He’s ten and is ready for his own life. He leaves the shack and goes out into the woods. He survives and finds his way around mountain towns. He learns to drink at thirteen from some “Canucks” in southern Oregon. He turns sixteen and goes to San Francisco to join the Navy. He sees it as his ticket to the world. On his tour, they stick him working in the naval ship’s boiler room. He loves it.

Old bus circa-1950s to fix up and take his art on the road

Continue reading

“It’s a Great Place to Meet Someone”

I wrote this a while ago but held off posting it. Now, on the eve of starting my journey West, this feels like the right story to share…

I didn’t know Tyler well but we were a part of the same family of sorts in college. A really rambunctious, adventuresome family — known affectionately as “PWild” — that loved to take incoming freshmen backpacking every fall.

I got my first taste of PWild as a nervous, wide-eyed freshmen in 2003 when they bused us off to the wild woods of Kentucky to hike around for a week. I came back dirty, confident, and with the key to fall quarter freshmen happiness: friends.

I was hooked, became a counselor, and was out in the woods every fall for three more years to help a bunch of really great kids jump start their own college experiences.

Along the trail in northern Minnesota - 2004

"The Rock" at Northwestern after PWild got to it - 2004

Exploring Michigan's UP lakeshore - 2006

PWild was more than just these trips to me. It became my lifeline in college. It was my bat phone to like-minded, loving-life people who knew when to take a break, when to get serious, when to reflect, and when you were in need of just a really good big spoon.
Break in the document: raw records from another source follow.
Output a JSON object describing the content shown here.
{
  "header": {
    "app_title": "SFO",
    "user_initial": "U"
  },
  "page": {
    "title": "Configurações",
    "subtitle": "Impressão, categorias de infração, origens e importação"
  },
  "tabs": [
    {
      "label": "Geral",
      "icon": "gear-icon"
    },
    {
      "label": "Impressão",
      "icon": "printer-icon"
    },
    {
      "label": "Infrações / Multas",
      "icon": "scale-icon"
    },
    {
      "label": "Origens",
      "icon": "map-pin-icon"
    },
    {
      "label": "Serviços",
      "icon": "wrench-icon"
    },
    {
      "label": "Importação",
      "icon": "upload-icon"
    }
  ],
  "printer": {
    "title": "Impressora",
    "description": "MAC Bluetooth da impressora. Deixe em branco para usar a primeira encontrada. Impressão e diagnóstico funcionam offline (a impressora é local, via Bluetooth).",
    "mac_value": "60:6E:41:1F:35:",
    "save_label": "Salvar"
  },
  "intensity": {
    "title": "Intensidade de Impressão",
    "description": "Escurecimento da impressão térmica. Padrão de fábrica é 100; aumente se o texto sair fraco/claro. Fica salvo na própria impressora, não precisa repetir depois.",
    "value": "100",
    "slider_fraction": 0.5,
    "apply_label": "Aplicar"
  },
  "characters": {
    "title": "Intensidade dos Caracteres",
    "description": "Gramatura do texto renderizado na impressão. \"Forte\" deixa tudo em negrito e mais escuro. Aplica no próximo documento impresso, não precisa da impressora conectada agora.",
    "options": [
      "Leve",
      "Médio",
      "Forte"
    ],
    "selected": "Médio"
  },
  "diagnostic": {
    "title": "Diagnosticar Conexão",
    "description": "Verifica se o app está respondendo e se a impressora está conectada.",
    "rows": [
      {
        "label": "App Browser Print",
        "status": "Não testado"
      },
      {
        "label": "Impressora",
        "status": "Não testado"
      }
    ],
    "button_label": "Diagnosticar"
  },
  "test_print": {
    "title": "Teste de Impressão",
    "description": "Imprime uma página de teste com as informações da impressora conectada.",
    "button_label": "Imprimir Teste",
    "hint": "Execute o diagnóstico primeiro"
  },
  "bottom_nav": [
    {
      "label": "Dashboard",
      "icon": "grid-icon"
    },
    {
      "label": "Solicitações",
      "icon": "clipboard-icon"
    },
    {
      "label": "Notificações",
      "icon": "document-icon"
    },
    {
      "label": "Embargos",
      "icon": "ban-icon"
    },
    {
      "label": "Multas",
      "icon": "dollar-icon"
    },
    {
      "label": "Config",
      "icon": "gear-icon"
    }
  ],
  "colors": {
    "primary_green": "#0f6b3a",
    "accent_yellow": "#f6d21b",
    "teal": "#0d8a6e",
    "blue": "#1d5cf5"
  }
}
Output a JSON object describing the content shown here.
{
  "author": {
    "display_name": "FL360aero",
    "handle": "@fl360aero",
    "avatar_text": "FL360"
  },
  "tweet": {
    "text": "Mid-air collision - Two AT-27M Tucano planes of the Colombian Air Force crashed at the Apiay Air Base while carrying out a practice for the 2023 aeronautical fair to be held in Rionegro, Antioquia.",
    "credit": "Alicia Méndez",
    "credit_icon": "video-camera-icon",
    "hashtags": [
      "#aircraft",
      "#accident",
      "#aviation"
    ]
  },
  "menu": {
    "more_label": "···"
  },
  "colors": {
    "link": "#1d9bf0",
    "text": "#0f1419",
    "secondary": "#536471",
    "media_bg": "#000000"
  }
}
It’s also the family that showed me what a marvelous place the woods can be and how it can open you up in ways that is sometimes harder to do in the day-to-day spaces of life.

This spring brought devastating news that Tyler, a former PWild counselor too, had died in a sailing accident. Words can’t really express how news like that hits you. The overwhelming feeling was this: “please no, not Tyler.”

Because Tyler was special. He was warm, fun, smart, strong, handsome, and wise. Most importantly, he was someone who, in the instant you met, you knew had a grasp on life. He found joy in everything and everyone. And it radiated out through his big smile — one friend called it his “soul shine.” Continue reading